━━━━━ Dataset extract ━━━━━

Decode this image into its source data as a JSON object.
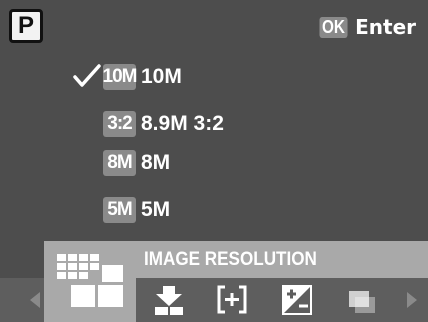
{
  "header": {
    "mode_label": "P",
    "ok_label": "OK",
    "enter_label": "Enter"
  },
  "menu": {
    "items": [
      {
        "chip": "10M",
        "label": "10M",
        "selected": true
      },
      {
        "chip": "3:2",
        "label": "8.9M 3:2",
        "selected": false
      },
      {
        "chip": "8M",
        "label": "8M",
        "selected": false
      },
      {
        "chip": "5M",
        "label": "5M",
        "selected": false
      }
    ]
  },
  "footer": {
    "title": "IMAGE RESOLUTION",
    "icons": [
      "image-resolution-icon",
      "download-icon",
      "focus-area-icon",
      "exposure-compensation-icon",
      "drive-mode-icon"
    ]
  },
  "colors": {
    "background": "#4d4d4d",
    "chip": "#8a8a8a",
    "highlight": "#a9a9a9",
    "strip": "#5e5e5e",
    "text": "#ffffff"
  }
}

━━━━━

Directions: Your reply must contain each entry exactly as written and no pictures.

Reply:
Decode this image into its source data as a JSON object.
{
  "header": {
    "mode_label": "P",
    "ok_label": "OK",
    "enter_label": "Enter"
  },
  "menu": {
    "items": [
      {
        "chip": "10M",
        "label": "10M",
        "selected": true
      },
      {
        "chip": "3:2",
        "label": "8.9M 3:2",
        "selected": false
      },
      {
        "chip": "8M",
        "label": "8M",
        "selected": false
      },
      {
        "chip": "5M",
        "label": "5M",
        "selected": false
      }
    ]
  },
  "footer": {
    "title": "IMAGE RESOLUTION",
    "icons": [
      "image-resolution-icon",
      "download-icon",
      "focus-area-icon",
      "exposure-compensation-icon",
      "drive-mode-icon"
    ]
  },
  "colors": {
    "background": "#4d4d4d",
    "chip": "#8a8a8a",
    "highlight": "#a9a9a9",
    "strip": "#5e5e5e",
    "text": "#ffffff"
  }
}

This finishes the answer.